If the routing is not working as expected, there are some basic troubleshooting options. It’s important to remember the criteria for the routes; the bot must be within the radius of the route node when receiving the goal, and the route node must be set up to support the goal. The basic troubleshooting steps are:

  1. Check in console when the map loads for any error messages. It should list any goal names not found when initializing the routes.
  2. Check the radius of the route where the bot receives the goal
  3. Make sure the bot can reach the goal
  4. Make sure the bot is getting the expected goal

For numbers 2 and 3, consider using the command /bot debugbot all goals with only one bot connected. In console, it should give success / failure messages for short term and long term goals. An example of a known problem is if there are priority type goals (like radar parts stealing) that are active when they aren’t reachable. The solution is to set them to be not active in OnMapLoad if they are unreachable.

Step 5: Adding priorities to routes

In some cases, you may want bots to use a certain route more often than others. This can be done by adding a “weight” to the route table:

 ROUTE_as_right =
 {
     Weight = 2,
     ROUTE_as_rightsplit1 = {},
     ROUTE_as_rightsplit2 =
     {
 	  Weight = 2,
 	  ROUTE_depotflank = {},
     },
 },

In this example, the bots will randomly choose to go to route as_right twice as much as route depotgate. And then they will choose to go to route as_rightsplit2 twice as much as route as_rightsplit1.

Step 6: Copying routes

If you have more than one goal that you want to share the same routing with, you can copy the routing. In the Goldrush example, say we have some attack goals in the yard that we want to route to. Rather than writing out the tables for each attack goal, we can copy them like this:

 MapRoutes["ATTACK_Depot_.*"] = MapRoutes.BUILD_tank;
 MapRoutes.MOUNT_tank = MapRoutes.BUILD_Tank;

The key point to remember when doing this is that the route table that exists must be on the right side of the equation. In this case, we have created routes for multiple attack goals and a mount goal that are the same as our example routing to build the tank.

These should be placed in OnMapLoad as well, below the Maproutes table and above the Utility function that registers the routes:

 global InitializeRoutes = function()
 {
     MapRoutes =
     {
         BUILD_Tank =
         {
 
         },
     };
 
     MapRoutes["ATTACK_Depot_.*"] = MapRoutes.BUILD_tank;
     MapRoutes.MOUNT_tank = MapRoutes.BUILD_Tank;
 
     Util.Routes(MapRoutes);
 };

Step 7: Toggling routes

Routes are treated very similar to map goals. They will show up in your list if you do a /bot show_goals. They can be turned on and off via scripting with the SetAvailableMapGoals function. As an example, say we have route that we want opened up when barrier is destroyed, then closed when that barrier is constructed. This can be done inside the OnTriggers for those events:

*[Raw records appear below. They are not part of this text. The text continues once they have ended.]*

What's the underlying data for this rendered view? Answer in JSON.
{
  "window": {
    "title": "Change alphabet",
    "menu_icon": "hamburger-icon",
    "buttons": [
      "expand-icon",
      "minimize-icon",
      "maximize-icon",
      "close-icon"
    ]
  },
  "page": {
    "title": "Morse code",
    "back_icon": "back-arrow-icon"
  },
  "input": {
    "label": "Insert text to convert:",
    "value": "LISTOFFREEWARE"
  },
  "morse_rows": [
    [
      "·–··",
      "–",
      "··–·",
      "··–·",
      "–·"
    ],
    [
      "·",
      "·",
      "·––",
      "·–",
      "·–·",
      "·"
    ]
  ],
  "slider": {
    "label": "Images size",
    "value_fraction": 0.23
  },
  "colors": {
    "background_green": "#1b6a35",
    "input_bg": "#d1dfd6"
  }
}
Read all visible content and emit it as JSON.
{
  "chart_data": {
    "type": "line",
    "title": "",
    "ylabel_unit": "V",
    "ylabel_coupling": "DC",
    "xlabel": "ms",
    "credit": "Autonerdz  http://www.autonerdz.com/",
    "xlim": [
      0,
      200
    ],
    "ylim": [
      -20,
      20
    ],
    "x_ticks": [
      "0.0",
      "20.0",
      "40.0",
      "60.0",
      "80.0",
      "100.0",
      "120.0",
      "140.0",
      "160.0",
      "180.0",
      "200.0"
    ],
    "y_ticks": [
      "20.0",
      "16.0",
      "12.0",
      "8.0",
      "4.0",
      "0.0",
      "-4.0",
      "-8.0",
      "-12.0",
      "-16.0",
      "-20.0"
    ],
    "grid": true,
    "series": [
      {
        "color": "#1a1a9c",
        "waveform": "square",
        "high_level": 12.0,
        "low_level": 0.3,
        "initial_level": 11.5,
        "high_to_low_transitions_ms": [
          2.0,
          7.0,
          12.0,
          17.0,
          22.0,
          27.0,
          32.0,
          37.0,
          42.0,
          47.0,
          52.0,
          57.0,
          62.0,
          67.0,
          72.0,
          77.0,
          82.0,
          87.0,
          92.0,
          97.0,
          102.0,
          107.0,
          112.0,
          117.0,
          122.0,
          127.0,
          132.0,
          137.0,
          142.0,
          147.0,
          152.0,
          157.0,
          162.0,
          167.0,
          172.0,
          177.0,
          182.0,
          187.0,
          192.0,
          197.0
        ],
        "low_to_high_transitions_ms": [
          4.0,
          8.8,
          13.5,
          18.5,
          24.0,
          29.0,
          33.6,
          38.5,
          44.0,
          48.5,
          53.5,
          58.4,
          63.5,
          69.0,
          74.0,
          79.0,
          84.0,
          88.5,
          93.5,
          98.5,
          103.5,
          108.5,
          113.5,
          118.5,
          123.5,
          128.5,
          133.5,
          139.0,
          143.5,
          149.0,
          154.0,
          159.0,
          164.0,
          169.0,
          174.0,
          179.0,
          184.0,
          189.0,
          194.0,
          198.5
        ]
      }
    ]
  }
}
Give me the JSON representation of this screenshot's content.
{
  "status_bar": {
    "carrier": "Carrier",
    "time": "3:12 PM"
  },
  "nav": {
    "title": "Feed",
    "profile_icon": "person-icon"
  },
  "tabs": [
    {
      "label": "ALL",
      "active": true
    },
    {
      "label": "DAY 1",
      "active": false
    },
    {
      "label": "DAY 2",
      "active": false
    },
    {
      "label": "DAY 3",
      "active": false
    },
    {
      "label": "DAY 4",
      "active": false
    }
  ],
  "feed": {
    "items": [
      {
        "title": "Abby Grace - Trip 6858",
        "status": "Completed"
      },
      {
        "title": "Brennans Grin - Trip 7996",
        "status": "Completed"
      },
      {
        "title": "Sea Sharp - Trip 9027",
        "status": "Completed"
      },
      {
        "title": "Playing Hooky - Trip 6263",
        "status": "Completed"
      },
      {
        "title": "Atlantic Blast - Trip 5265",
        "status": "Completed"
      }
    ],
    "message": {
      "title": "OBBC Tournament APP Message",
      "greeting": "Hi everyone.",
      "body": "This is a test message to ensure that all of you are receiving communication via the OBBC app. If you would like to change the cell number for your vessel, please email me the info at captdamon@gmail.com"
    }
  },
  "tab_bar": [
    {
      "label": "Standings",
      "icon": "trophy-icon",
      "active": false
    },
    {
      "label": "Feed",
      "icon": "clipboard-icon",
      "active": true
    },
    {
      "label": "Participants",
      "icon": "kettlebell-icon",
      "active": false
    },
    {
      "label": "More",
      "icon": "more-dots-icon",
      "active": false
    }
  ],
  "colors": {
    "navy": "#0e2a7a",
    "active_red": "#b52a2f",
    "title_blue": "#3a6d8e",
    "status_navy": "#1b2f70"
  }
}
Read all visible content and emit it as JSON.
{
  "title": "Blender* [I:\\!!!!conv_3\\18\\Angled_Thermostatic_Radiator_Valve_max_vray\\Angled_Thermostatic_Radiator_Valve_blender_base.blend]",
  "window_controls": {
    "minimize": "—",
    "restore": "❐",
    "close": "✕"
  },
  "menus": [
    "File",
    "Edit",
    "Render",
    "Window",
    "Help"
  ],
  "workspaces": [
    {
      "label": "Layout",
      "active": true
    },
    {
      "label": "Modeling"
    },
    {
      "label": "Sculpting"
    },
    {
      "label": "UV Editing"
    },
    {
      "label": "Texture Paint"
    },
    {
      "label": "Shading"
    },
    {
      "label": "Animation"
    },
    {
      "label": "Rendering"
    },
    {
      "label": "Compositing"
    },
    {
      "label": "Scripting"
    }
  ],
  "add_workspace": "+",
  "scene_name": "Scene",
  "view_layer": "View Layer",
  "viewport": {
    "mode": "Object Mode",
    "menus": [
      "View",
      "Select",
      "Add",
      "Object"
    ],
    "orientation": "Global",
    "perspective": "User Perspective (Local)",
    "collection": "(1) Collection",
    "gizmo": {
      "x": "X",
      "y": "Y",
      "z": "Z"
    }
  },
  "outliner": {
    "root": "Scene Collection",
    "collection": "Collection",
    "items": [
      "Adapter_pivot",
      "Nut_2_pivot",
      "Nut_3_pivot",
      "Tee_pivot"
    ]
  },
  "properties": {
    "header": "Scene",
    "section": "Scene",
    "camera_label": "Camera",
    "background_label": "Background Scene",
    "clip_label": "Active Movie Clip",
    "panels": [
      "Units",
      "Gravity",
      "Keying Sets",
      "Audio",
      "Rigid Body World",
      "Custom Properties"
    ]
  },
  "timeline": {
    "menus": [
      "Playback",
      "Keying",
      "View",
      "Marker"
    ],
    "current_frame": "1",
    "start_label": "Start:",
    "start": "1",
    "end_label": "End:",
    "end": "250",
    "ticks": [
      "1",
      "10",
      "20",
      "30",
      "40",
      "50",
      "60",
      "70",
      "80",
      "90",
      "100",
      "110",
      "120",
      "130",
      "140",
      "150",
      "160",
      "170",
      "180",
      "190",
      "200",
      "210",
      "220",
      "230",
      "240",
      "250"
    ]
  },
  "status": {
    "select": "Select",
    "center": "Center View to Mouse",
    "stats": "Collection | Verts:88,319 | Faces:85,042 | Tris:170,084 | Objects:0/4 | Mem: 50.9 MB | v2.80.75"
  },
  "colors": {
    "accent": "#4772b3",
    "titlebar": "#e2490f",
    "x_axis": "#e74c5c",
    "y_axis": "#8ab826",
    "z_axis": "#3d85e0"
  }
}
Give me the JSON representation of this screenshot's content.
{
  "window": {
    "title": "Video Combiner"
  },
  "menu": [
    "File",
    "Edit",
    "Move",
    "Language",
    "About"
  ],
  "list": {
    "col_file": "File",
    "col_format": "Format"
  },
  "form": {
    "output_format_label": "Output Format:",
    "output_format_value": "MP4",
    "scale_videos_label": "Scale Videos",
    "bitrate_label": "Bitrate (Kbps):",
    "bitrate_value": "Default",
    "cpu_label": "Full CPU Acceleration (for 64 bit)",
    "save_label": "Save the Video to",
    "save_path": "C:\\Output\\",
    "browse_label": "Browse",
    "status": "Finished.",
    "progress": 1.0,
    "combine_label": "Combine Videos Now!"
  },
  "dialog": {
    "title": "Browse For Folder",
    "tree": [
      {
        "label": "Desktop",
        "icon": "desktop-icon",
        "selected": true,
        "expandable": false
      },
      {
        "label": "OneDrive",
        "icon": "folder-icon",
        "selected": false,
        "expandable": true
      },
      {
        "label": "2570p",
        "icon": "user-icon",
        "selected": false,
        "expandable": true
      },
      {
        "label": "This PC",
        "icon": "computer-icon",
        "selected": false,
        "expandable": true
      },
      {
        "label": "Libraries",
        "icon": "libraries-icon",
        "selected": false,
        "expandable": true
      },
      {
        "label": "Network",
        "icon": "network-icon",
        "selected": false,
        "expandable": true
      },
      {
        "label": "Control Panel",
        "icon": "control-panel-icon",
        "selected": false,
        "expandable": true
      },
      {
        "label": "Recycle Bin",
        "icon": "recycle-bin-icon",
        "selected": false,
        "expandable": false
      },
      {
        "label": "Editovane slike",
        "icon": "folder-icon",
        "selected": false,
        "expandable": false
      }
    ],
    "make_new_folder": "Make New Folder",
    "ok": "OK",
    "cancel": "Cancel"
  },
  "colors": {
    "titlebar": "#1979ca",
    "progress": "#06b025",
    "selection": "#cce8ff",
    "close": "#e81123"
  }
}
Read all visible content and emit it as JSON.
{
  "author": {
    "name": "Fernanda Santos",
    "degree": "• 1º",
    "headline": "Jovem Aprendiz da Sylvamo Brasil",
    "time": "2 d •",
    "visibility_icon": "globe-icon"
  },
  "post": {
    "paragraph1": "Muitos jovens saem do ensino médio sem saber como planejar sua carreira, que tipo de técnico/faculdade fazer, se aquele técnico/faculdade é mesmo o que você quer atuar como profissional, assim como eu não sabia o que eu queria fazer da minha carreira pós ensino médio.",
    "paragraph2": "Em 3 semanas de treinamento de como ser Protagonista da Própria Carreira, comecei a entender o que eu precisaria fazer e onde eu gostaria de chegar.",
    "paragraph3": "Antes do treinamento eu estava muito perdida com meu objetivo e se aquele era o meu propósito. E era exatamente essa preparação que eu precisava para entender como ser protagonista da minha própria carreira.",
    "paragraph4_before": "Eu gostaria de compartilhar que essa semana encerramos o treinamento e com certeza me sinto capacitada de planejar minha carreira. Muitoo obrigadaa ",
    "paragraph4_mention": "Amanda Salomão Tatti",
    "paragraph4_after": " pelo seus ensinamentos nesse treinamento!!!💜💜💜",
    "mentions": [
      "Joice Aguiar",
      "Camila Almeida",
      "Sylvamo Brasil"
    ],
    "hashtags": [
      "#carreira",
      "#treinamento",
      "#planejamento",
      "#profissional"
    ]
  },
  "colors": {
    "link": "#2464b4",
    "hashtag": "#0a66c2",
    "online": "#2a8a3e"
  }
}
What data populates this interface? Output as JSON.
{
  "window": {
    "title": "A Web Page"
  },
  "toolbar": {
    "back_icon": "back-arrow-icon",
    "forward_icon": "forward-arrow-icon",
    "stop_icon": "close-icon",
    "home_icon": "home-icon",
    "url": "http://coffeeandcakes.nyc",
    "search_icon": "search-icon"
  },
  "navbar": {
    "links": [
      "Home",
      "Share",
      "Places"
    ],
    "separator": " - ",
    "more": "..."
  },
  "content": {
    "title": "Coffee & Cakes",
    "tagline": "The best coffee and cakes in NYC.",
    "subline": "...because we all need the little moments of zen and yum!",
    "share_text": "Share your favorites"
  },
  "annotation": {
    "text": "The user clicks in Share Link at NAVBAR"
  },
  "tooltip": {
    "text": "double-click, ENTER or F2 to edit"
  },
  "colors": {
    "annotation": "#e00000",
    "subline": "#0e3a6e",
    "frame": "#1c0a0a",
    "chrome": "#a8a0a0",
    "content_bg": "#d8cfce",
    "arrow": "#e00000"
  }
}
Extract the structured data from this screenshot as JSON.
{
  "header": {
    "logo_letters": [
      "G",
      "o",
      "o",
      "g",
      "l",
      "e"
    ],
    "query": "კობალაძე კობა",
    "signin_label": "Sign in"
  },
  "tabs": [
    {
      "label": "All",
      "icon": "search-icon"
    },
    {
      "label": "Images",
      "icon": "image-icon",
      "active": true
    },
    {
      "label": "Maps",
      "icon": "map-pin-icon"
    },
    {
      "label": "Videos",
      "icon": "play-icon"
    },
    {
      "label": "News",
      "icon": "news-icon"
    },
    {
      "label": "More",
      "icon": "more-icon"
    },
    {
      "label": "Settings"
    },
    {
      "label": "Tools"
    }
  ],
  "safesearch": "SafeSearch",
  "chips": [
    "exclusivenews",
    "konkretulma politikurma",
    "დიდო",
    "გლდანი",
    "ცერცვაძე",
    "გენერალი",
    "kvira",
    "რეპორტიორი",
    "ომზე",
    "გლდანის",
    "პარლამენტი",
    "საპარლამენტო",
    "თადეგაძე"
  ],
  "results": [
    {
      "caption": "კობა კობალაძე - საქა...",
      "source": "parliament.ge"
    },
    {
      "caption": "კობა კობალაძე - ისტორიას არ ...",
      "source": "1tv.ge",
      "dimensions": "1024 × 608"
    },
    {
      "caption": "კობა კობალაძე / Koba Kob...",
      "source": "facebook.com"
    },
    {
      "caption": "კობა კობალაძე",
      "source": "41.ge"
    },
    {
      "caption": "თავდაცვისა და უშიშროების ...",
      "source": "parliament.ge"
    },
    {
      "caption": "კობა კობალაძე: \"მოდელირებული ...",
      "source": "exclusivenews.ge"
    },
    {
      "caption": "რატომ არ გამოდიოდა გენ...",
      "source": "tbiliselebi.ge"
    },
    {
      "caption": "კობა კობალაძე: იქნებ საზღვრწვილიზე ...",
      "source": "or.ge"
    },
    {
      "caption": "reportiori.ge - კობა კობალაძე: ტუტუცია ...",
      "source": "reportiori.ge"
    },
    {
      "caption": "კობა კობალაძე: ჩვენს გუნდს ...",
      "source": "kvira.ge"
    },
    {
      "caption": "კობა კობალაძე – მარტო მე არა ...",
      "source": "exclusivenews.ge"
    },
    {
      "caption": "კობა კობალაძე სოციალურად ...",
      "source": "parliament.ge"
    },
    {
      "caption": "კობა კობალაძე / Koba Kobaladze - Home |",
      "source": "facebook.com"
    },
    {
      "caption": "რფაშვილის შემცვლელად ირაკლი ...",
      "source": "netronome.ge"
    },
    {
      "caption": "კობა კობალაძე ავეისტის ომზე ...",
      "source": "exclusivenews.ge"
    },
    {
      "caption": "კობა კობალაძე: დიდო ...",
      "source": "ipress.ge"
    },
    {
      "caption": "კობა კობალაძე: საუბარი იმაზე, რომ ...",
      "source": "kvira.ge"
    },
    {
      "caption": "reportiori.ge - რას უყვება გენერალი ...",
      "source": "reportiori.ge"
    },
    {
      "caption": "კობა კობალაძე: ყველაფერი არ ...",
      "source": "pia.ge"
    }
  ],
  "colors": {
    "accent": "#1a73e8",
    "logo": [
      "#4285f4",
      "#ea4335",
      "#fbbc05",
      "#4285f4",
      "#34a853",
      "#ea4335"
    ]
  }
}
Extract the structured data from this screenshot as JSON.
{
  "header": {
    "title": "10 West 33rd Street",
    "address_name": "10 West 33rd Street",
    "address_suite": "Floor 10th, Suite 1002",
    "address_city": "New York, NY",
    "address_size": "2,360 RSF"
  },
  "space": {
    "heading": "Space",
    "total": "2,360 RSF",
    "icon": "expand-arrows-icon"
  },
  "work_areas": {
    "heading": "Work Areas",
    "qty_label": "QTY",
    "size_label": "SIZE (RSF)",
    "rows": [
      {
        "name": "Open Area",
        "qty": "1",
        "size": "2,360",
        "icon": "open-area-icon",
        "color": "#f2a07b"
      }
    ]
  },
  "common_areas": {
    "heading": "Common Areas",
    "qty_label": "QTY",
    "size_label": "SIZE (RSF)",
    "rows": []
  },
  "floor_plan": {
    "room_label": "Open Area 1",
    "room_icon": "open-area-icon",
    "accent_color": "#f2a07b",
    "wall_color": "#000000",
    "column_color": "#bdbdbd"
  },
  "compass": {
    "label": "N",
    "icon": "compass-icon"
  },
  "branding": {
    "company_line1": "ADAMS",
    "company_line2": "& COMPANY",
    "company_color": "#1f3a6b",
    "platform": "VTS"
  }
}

  Barrier_construct = function (trigger)
  {
  	Util.DisableGoal( "ROUTE_routname" ); 
  };
 
  Barrier_destroyed = function (trigger)
  {
  	Util.EnableGoal( "ROUTE_routname" ); 
  };

Step 8: Route maker

  • Windows users can use the route maker tool to easily create routes.
  • Download it from http://svn.assembla.com/svn/omnibot/Enemy-Territory/0.8/tools/route_tool/
  • Extract both RouteMaker.zip and RouteMaker2.zip into the same folder.
  • Run RouteMaker2.exe
  • You must set rcon password on your Enemy Territory or RTCW server.
  • Then use menu command File / Load From RCON
  • Drag & drop goals from left panel into middle panel.
  • Drag & drop routes from right panel into middle panel.
  • Double-click to delete routes.
  • Finally use menu command Write / Script
  • Output script will be copied to the clipboard. Paste it into the InitializeRoutes function in your map gm script.

Step 9: Ask for help

If you are having trouble with the syntax, set up, or understanding the routing system, ask for help. This guide is by no means comprehensive and complex maps will offer different challenges. Please post in the forums if you have questions / problems / bug reports.